__Instructions for the task__
Out of the records below, copy all lines in which the word "this" occurs.
== Raw data
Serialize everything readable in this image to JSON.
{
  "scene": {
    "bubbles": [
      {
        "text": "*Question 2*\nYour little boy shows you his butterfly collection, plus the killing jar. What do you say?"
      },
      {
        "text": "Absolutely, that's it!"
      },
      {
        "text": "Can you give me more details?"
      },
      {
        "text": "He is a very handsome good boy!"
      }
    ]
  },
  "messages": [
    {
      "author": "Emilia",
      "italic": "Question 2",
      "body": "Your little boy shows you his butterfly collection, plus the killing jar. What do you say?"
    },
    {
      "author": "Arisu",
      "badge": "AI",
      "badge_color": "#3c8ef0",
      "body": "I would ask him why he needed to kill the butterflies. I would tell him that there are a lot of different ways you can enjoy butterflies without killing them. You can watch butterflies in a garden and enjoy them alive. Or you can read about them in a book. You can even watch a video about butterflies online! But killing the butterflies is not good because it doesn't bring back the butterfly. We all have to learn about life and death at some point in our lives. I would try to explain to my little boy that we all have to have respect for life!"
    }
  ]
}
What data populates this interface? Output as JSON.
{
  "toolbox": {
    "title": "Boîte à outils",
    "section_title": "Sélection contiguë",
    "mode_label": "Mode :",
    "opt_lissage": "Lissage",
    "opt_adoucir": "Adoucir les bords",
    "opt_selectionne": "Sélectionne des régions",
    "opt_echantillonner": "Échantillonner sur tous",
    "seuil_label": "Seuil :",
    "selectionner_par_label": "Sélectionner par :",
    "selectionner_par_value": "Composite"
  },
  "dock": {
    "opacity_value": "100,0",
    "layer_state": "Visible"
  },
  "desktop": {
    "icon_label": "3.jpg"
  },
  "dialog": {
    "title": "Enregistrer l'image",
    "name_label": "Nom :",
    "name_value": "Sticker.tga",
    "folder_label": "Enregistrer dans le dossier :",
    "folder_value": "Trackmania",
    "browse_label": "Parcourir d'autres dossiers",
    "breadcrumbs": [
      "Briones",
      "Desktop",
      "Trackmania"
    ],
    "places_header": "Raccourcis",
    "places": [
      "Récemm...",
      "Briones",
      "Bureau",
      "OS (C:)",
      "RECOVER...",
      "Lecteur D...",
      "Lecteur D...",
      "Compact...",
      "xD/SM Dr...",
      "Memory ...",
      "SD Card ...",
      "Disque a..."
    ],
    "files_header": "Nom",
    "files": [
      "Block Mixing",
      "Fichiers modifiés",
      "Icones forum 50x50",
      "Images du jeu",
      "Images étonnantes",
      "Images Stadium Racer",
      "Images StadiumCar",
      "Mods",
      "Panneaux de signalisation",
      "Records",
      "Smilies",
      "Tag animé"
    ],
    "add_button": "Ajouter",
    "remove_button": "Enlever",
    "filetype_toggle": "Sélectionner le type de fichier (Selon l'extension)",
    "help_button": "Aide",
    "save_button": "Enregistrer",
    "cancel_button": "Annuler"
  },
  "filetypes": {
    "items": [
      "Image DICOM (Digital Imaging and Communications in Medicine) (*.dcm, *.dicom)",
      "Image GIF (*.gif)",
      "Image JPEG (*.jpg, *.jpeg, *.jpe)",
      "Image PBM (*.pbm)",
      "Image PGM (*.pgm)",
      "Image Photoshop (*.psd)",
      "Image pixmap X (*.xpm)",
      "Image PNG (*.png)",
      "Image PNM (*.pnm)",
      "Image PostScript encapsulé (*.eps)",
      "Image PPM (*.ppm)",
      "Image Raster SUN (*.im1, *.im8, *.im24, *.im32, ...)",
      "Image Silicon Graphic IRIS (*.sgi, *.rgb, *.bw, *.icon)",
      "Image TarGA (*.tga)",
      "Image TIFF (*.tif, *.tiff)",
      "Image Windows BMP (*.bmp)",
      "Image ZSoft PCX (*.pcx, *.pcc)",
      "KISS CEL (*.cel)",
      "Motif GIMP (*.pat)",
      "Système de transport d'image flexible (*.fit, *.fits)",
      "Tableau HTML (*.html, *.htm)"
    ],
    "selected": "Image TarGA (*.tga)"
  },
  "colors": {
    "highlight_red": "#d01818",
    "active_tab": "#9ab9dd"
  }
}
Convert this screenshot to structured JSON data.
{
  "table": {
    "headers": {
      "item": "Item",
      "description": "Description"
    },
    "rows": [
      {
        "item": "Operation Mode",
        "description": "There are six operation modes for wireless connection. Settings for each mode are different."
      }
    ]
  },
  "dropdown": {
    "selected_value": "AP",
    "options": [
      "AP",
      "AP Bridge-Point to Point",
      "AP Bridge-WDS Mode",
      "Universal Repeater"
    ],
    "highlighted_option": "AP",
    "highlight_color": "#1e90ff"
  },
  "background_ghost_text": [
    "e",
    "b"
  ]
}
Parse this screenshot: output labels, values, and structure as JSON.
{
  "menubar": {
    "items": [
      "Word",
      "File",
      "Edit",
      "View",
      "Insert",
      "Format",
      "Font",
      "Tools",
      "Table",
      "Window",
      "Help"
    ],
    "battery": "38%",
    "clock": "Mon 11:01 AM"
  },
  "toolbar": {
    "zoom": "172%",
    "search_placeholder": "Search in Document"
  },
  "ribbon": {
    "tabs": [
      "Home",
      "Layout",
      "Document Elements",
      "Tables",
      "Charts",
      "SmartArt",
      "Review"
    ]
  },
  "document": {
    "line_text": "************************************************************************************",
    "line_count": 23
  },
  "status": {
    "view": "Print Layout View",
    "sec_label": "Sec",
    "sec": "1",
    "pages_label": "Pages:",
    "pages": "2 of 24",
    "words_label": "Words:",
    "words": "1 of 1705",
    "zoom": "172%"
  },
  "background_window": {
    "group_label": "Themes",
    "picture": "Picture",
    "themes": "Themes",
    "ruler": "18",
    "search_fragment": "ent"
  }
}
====
__Worked solution__
Serialize everything readable in this image to JSON.
What data populates this interface? Output as JSON.
Convert this screenshot to structured JSON data.
Parse this screenshot: output labels, values, and structure as JSON.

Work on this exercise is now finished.